chemicals that have been released by a facility into the environment. Such data provide some information about environmental performance. However, SARA TRI numbers do not take into account the fact that quantity is not the only measurement of risk. A small quantity of a potent carcinogen might pose a significantly greater health risk than a large quantity of a mild irritant.
Even with that inherent limitation, TRI reports have become the focal point for environmental groups, local communities, and the media, primarily because the numbers are easy to understand. The media find the numbers of particular value. Current and historical releases, expressed as pounds per year of a particular chemical, can easily be compared. In addition, because all major manufacturing facilities are required to file these reports annually, facilities can be compared with one another.
Such comparisons are used by environmental organizations to push plants with high releases to meet the lower emissions levels achieved by comparable facilities. There have even been suggestions that performance comparisons be required by law. Today, in air regulation, new sources of emissions in nonattainment areas are required to meet lowest-achievable rate standards—the lowest emission rate that is achieved in practice or is required by any law or regulation in that state.
Similarly, new plants could be required to meet a lowest-achievable release rate. This would be the release rate to all media achieved by a similar manufacturing facility with the best performance. This type of regulation could be extremely burdensome and raises some very disturbing issues regarding proprietary information. The basic concern is that the plants that perform best may be achieving these exceptional results through the use of proprietary technology. Could this type of legislation require these companies to share their superior yet proprietary technology with a competitor? Even if a licensing fee were offered, the mandatory sharing of such technology would create a significant monetary and competitive loss for the company that developed it.
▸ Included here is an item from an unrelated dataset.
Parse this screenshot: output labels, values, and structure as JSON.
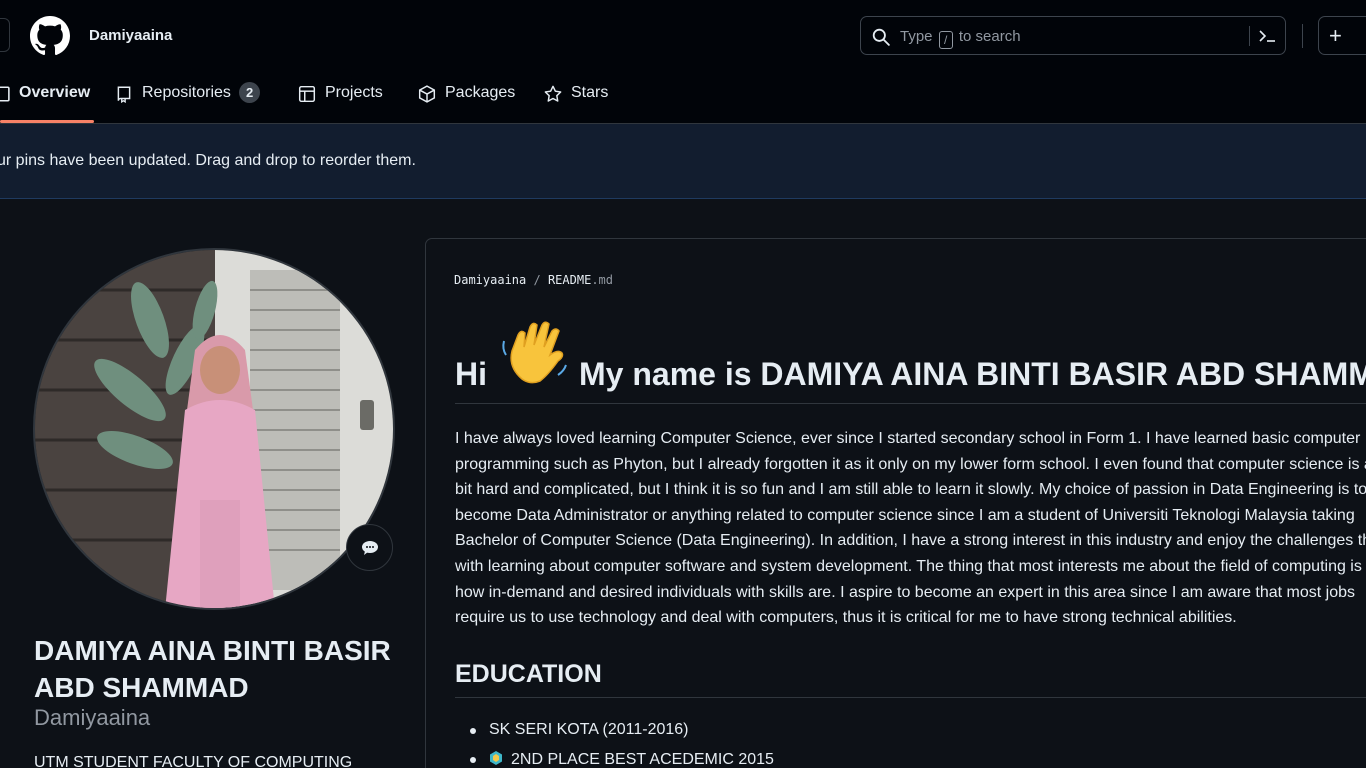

Although there are many ways to use the SARA TRI information, data requirements and report formats are mandated by regulatory agencies. These data may not satisfy a company's needs. Thus, companies may also want to consider developing other metrics that are more useful for internal measurement of environmental performance.
At 3M, we have quantitatively measured environmental performance since 1975. The system in use quantifies the pollution that has been prevented under 3M's Pollution Prevention Pays (3P) program and the resulting monetary savings. Within this system, 3M defines pollution prevention as source reduction and environmentally sound reuse and recycling. Although this metric does not indicate total environmental performance, it does address an extremely important issue for top management. What it tracks is the amount of pollution that has been